Elemental carbon as an indicator to monitor the effectiveness of traffic related measures on local air quality
Even when European standards on air quality are met, health effects occur near busy roads because of the increased exposure to tailpipe emissions. For a proper assessment of these effects, an additional indicator is available: elemental carbon (EC). This is a sensitive indicator for particulate matter from combustion emissions by road traffic. Currently, the concentrations of EC along busy roads are still significantly increased relative to the background, in contrast to PM10 and PM2.5. Therefore, the effectiveness of traffic measures on local air quality and associated health effects can be better assessed with EC than with PM mass. This paper discusses the relevance of EC as an indicator in the assessment of air quality and health. This is illustrated with two pilot studies in the Dutch cities of Arnhem and Helmond where traffic measures were evaluated with EC measurements. Also model calculations of the effect of 80 km/h speed limit zones on Dutch motorways on the health risks of local residents are presented. It is concluded that the assessment of EC through monitoring and/or modelling is a powerful policy instrument to analyse the impact of local traffic measures on air quality and health. Typically, people living close to busy road transport may live 1 to 6 months longer when measures like enhancing traffic flow, speed limiting and environmental zoning are implemented.
Earth & Environment
To reference this document use:
UES - Urban Environment & Safety

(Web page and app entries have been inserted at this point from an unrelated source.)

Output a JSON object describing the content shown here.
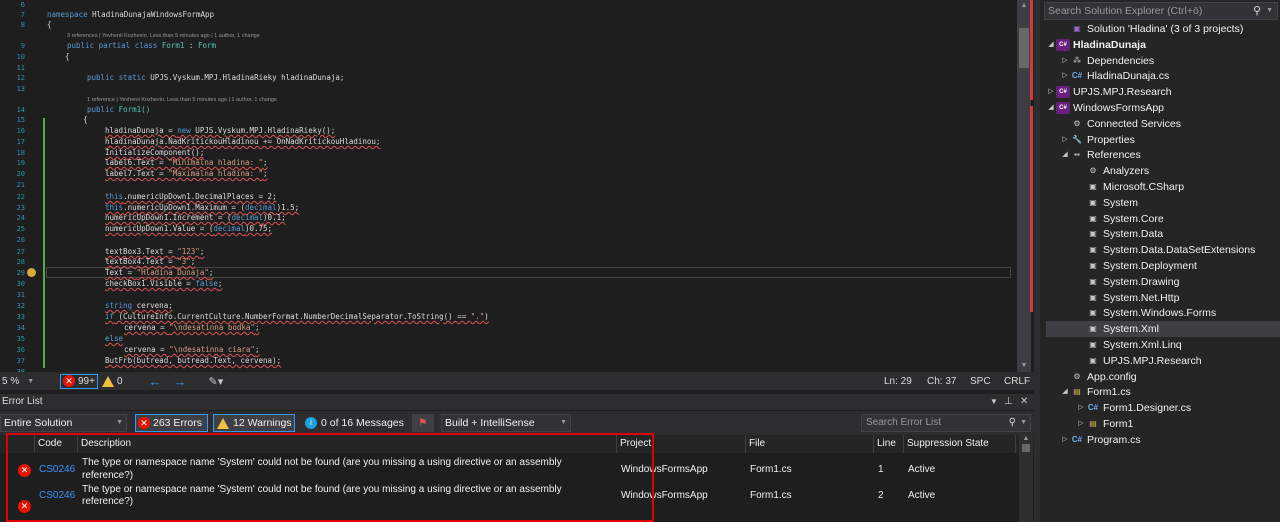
{
  "editor": {
    "line_numbers": [
      "6",
      "7",
      "8",
      "9",
      "10",
      "11",
      "12",
      "13",
      "14",
      "15",
      "16",
      "17",
      "18",
      "19",
      "20",
      "21",
      "22",
      "23",
      "24",
      "25",
      "26",
      "27",
      "28",
      "29",
      "30",
      "31",
      "32",
      "33",
      "34",
      "35",
      "36",
      "37",
      "38"
    ],
    "codelens_1": "3 references | Yevhenii Kozhevin, Less than 5 minutes ago | 1 author, 1 change",
    "codelens_2": "1 reference | Yevhenii Kozhevin, Less than 5 minutes ago | 1 author, 1 change",
    "lines": {
      "ns_kw": "namespace",
      "ns_name": " HladinaDunajaWindowsFormApp",
      "open_ns": "{",
      "cls_kw": "public partial class",
      "cls_name": "Form1",
      "cls_sep": " : ",
      "cls_base": "Form",
      "open_cls": "    {",
      "field_kw": "public static",
      "field_rest": " UPJS.Vyskum.MPJ.HladinaRieky hladinaDunaja;",
      "ctor_kw": "public",
      "ctor_name": " Form1()",
      "open_ctor": "        {",
      "l16a": "hladinaDunaja = ",
      "l16b": "new",
      "l16c": " UPJS.Vyskum.MPJ.HladinaRieky();",
      "l17": "hladinaDunaja.NadKritickouHladinou += OnNadKritickouHladinou;",
      "l18": "InitializeComponent();",
      "l19a": "label6.Text = ",
      "l19b": "\"Minimalna hladina: \"",
      "l19c": ";",
      "l20a": "label7.Text = ",
      "l20b": "\"Maximalna hladina: \"",
      "l20c": ";",
      "l22a": "this",
      "l22b": ".numericUpDown1.DecimalPlaces = 2;",
      "l23a": "this",
      "l23b": ".numericUpDown1.Maximum = (",
      "l23c": "decimal",
      "l23d": ")1.5;",
      "l24a": "numericUpDown1.Increment = (",
      "l24b": "decimal",
      "l24c": ")0.1;",
      "l25a": "numericUpDown1.Value = (",
      "l25b": "decimal",
      "l25c": ")0.75;",
      "l27a": "textBox3.Text = ",
      "l27b": "\"123\"",
      "l27c": ";",
      "l28a": "textBox4.Text = ",
      "l28b": "\"3\"",
      "l28c": ";",
      "l29a": "Text = ",
      "l29b": "\"Hladina Dunaja\"",
      "l29c": ";",
      "l30a": "checkBox1.Visible = ",
      "l30b": "false",
      "l30c": ";",
      "l32a": "string",
      "l32b": " cervena;",
      "l33a": "if",
      "l33b": " (CultureInfo.CurrentCulture.NumberFormat.NumberDecimalSeparator.ToString() == ",
      "l33c": "\".\"",
      "l33d": ")",
      "l34a": "cervena = ",
      "l34b": "\"\\ndesatinna bodka\"",
      "l34c": ";",
      "l35": "else",
      "l36a": "cervena = ",
      "l36b": "\"\\ndesatinna ciara\"",
      "l36c": ";",
      "l37": "ButFrb(butread, butread.Text, cervena);"
    }
  },
  "status": {
    "zoom": "5 %",
    "errors": "99+",
    "warnings": "0",
    "ln": "Ln: 29",
    "ch": "Ch: 37",
    "spc": "SPC",
    "crlf": "CRLF"
  },
  "error_list": {
    "title": "Error List",
    "scope": "Entire Solution",
    "errors_btn": "263 Errors",
    "warnings_btn": "12 Warnings",
    "messages_btn": "0 of 16 Messages",
    "build_combo": "Build + IntelliSense",
    "search_placeholder": "Search Error List",
    "columns": [
      "Code",
      "Description",
      "Project",
      "File",
      "Line",
      "Suppression State"
    ],
    "rows": [
      {
        "code": "CS0246",
        "desc1": "The type or namespace name 'System' could not be found (are you missing a using directive or an assembly",
        "desc2": "reference?)",
        "project": "WindowsFormsApp",
        "file": "Form1.cs",
        "line": "1",
        "state": "Active"
      },
      {
        "code": "CS0246",
        "desc1": "The type or namespace name 'System' could not be found (are you missing a using directive or an assembly",
        "desc2": "reference?)",
        "project": "WindowsFormsApp",
        "file": "Form1.cs",
        "line": "2",
        "state": "Active"
      }
    ]
  },
  "solution_explorer": {
    "search_placeholder": "Search Solution Explorer (Ctrl+ö)",
    "nodes": [
      {
        "label": "Solution 'Hladina' (3 of 3 projects)",
        "icon": "solution-icon"
      },
      {
        "label": "HladinaDunaja",
        "icon": "csharp-project-icon"
      },
      {
        "label": "Dependencies",
        "icon": "dependencies-icon"
      },
      {
        "label": "HladinaDunaja.cs",
        "icon": "csharp-file-icon"
      },
      {
        "label": "UPJS.MPJ.Research",
        "icon": "csharp-project-icon"
      },
      {
        "label": "WindowsFormsApp",
        "icon": "csharp-project-icon"
      },
      {
        "label": "Connected Services",
        "icon": "connected-services-icon"
      },
      {
        "label": "Properties",
        "icon": "wrench-icon"
      },
      {
        "label": "References",
        "icon": "references-icon"
      },
      {
        "label": "Analyzers",
        "icon": "analyzers-icon"
      },
      {
        "label": "Microsoft.CSharp",
        "icon": "reference-warning-icon"
      },
      {
        "label": "System",
        "icon": "reference-warning-icon"
      },
      {
        "label": "System.Core",
        "icon": "reference-warning-icon"
      },
      {
        "label": "System.Data",
        "icon": "reference-warning-icon"
      },
      {
        "label": "System.Data.DataSetExtensions",
        "icon": "reference-warning-icon"
      },
      {
        "label": "System.Deployment",
        "icon": "reference-warning-icon"
      },
      {
        "label": "System.Drawing",
        "icon": "reference-warning-icon"
      },
      {
        "label": "System.Net.Http",
        "icon": "reference-warning-icon"
      },
      {
        "label": "System.Windows.Forms",
        "icon": "reference-warning-icon"
      },
      {
        "label": "System.Xml",
        "icon": "reference-warning-icon"
      },
      {
        "label": "System.Xml.Linq",
        "icon": "reference-warning-icon"
      },
      {
        "label": "UPJS.MPJ.Research",
        "icon": "reference-warning-icon"
      },
      {
        "label": "App.config",
        "icon": "config-file-icon"
      },
      {
        "label": "Form1.cs",
        "icon": "form-file-icon"
      },
      {
        "label": "Form1.Designer.cs",
        "icon": "csharp-file-icon"
      },
      {
        "label": "Form1",
        "icon": "form-icon"
      },
      {
        "label": "Program.cs",
        "icon": "csharp-file-icon"
      }
    ]
  },
  "colors": {
    "keyword": "#569cd6",
    "type": "#4ec9b0",
    "string": "#d69d85",
    "error": "#e51400",
    "highlight_box": "#e00000"
  }
}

EELS - Earth, Environmental and Life Sciences
Conference Proceedings Air Pollution 2011, Malta, September 2011, 1-7